Among the entries below, find the lines with the word "JSON" and copy them.

Working data section start

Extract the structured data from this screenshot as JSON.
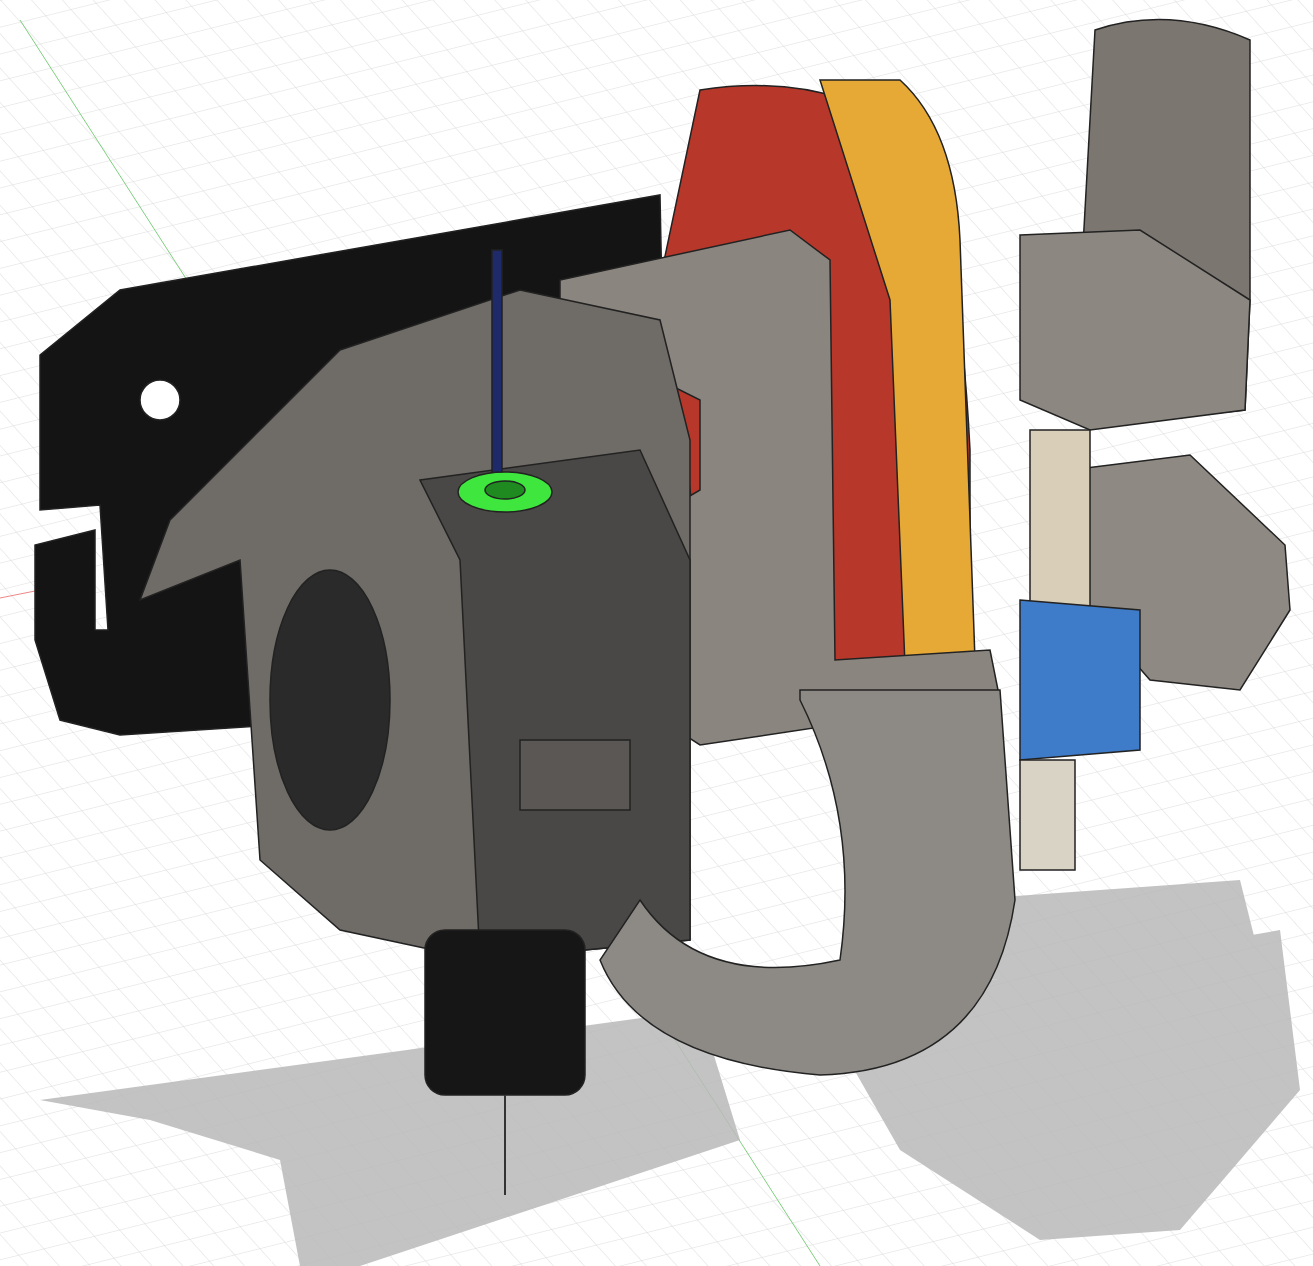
{
  "viewport": {
    "grid": true,
    "ground_shadow": true
  }
}
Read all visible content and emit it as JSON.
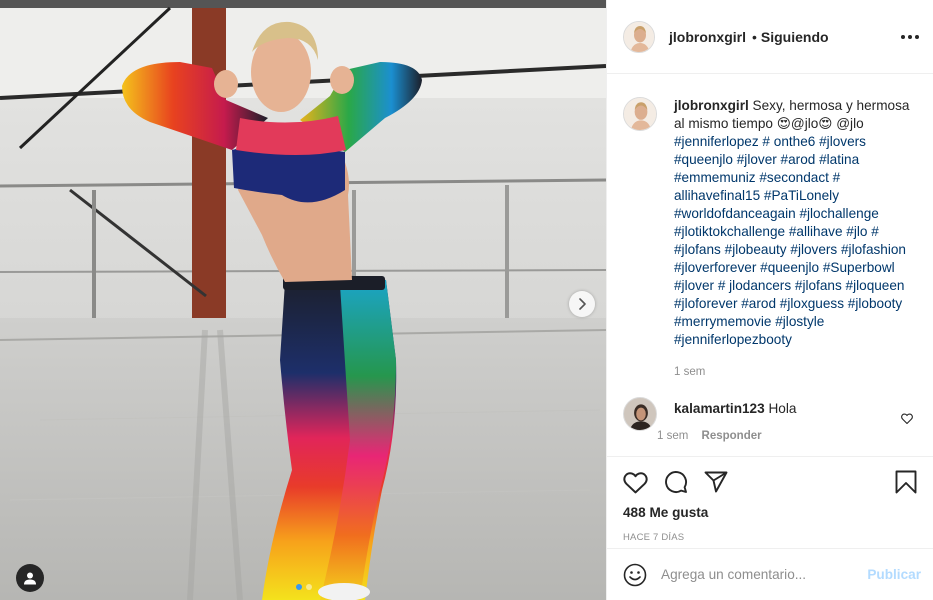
{
  "post": {
    "username": "jlobronxgirl",
    "separator": "•",
    "follow_status": "Siguiendo",
    "caption_text": "Sexy, hermosa y hermosa al mismo tiempo 😍@jlo😍 @jlo",
    "hashtags": "#jenniferlopez # onthe6 #jlovers #queenjlo #jlover #arod #latina #emmemuniz #secondact # allihavefinal15 #PaTiLonely #worldofdanceagain #jlochallenge #jlotiktokchallenge #allihave #jlo # #jlofans #jlobeauty #jlovers #jlofashion #jloverforever #queenjlo #Superbowl #jlover # jlodancers #jlofans #jloqueen #jloforever #arod #jloxguess #jlobooty #merrymemovie #jlostyle #jenniferlopezbooty",
    "caption_time": "1 sem"
  },
  "comments": [
    {
      "username": "kalamartin123",
      "text": "Hola",
      "time": "1 sem",
      "reply_label": "Responder"
    }
  ],
  "actions": {
    "likes": "488 Me gusta",
    "posted_ago": "HACE 7 DÍAS"
  },
  "add_comment": {
    "placeholder": "Agrega un comentario...",
    "post_label": "Publicar"
  },
  "icons": {
    "more": "more-options-icon",
    "like": "heart-icon",
    "comment": "comment-icon",
    "share": "paper-plane-icon",
    "save": "bookmark-icon",
    "emoji": "emoji-icon",
    "next": "chevron-right-icon",
    "tag": "user-tag-icon"
  },
  "colors": {
    "link": "#00376b",
    "muted": "#8e8e8e",
    "publish_disabled": "#b3dbff",
    "carousel_active": "#3897f0"
  }
}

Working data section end

Response to the exercise |
Extract the structured data from this screenshot as JSON.
Read all visible content and emit it as JSON.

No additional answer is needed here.